Republican senators trying to hash out a bipartisan deal to reduce the deficit will refuse any significant tax hikes, Sen. Tom CoburnTom CoburnGOP faces existential threat Sanders tops 2016 field in newly deleted tweets The Hill's 12:30 Report MORE (R-Okla.) said Thursday.
Coburn, one of six senators involved in behind-the-scenes talks considered crucial if there is to be a deal, said that while it was possible that some voters could see their tax burdens rise, the “Gang of Six” talks would not result in a significant tax hike.
Coburn’s comments suggest the senators are unlikely to agree to end the Bush tax rates for families with annual income above $250,0000, a priority for the White House.
President Obama wants a long-term deal to reduce the deficit to do away with tax rates for the wealthy put in place by former President George W. Bush. After agreeing to extend those tax rates in December, Obama said he would refuse to renew them again.
“We cannot afford $1 trillion worth of tax cuts for every millionaire and billionaire in our society,” Obama said in a speech last week laying out his vision for cutting the deficit.
The extension of all of the Bush rates in December is a major driver of the deficit, according to the Congressional Budget Office.
Polls suggest voter support for raising taxes on the wealthy, but Republicans are under heavy pressure from conservatives to include no tax increases as part of a deficit-cutting deal.
The House last week approved a budget that would lower the deficit by $5.8 trillion in the next decade. The proposal from Budget Committee Chairman Paul RyanPaul RyanFive takeaways from the Indiana primary Overnight Finance: IRS hiring hundreds of new tax enforcers ‘It’s a King Kong vs. Godzilla kind of race’ MORE (R-Wis.) would reform the tax code, lowering individual and corporate tax rates to boot. It would lower the deficit in part by making significant reforms to Medicare and Medicaid that have been the subject of political attacks by Obama.
In the Gang of Six talks, Coburn has been working for months with Republican Sens. Saxby ChamblissSaxby ChamblissWyden hammers CIA chief over Senate spying Cruz is a liability Inside Paul Ryan’s brain trust MORE (Ga.) and Mike CrapoMike CrapoHousing groups argue Freddie Mac's loss should spur finance reform Bipartisan effort seeks end to budget gimmicks Republicans mum on possibility of Trump filling Supreme Court seat MORE (Idaho) and Democratic Sens. Dick DurbinDick DurbinLobbying World Judiciary Dems seek hearing on voting rights Elizabeth Warren stumps, raises funds for Duckworth MORE (Ill.), Kent Conrad (N.D.) and Mark WarnerMark WarnerHousing groups argue Freddie Mac's loss should spur finance reform Week ahead: Rival encryption efforts clash on Capitol Hill Kaine, Brown, Perez on Clinton’s list of possible VPs: report MORE (Va.). Because of the bipartisan nature of the group, their work is considered one of the best hopes for reaching an accord on deficit and debt reduction.
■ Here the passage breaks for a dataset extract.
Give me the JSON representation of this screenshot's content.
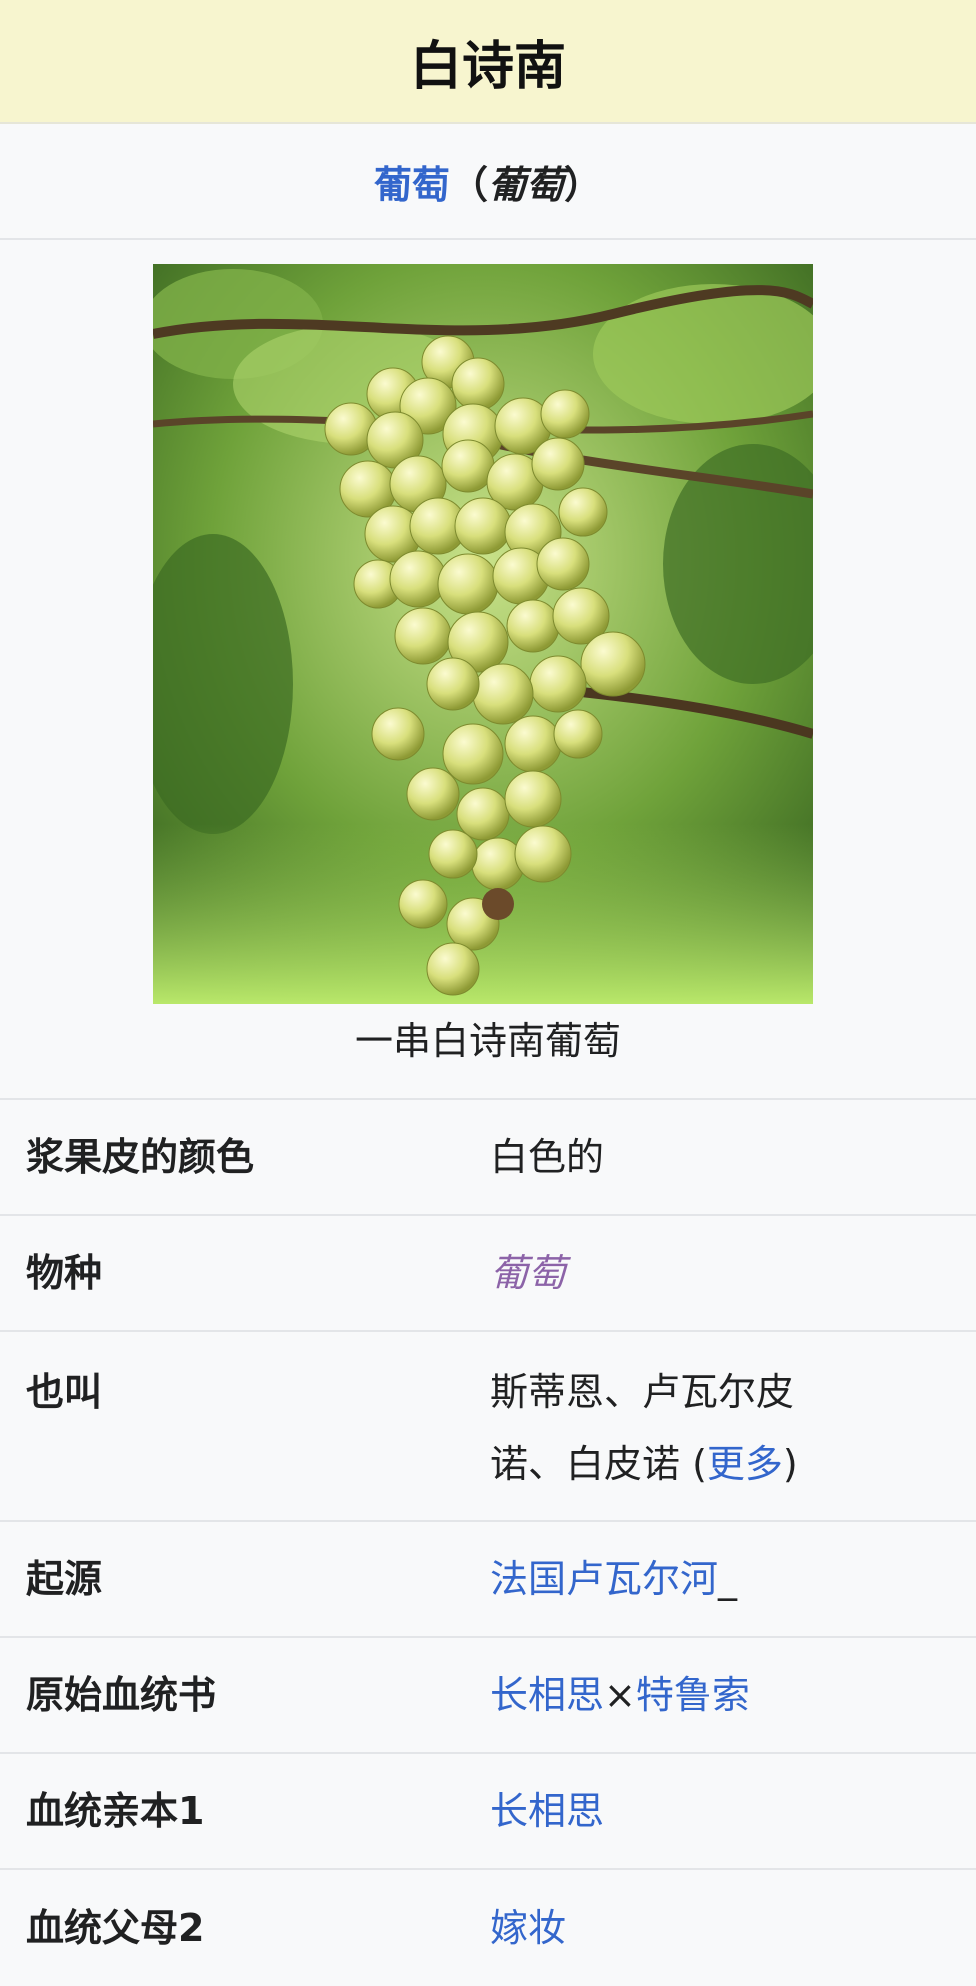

The plan is due to be released sometime in early May, and Coburn emphasized Thursday that the Gang of Six hadn't reached any agreement at this point.
The Oklahoma conservative suggested that the Gang of Six is examining a kind of tax reform similar to the type suggested by Obama's fiscal commission, in which marginal rates are lowered but many tax credits are eliminated from the code.
"Will some people pay increased taxes? I'm sure they will," Coburn said of the resulting tax burden from such a plan.
Whether such a plan would be palatable to conservatives, including many of the groups who have pushed GOP lawmakers into taking "no new taxes" pledges over the years, is one of the big variables facing the Gang of Six.
Coburn defended such a proposal, which is still hypothetical at this point, on free market grounds. Tax credits, he said, allows for a system where "winners and losers [are] picked from Washington." Eliminating tax credits and lowering rates would allow for a more efficient allocation of capital, Coburn argued.
Coburn and Americans for Tax Reform President Grover Norquist have battled on this point in recent weeks, with Norquist arguing that the elimination of a tax break, if it is not coupled with a corresponding tax cut, would break the tax pledge many lawmakers have taken.
—This story was initially posted at 11 a.m.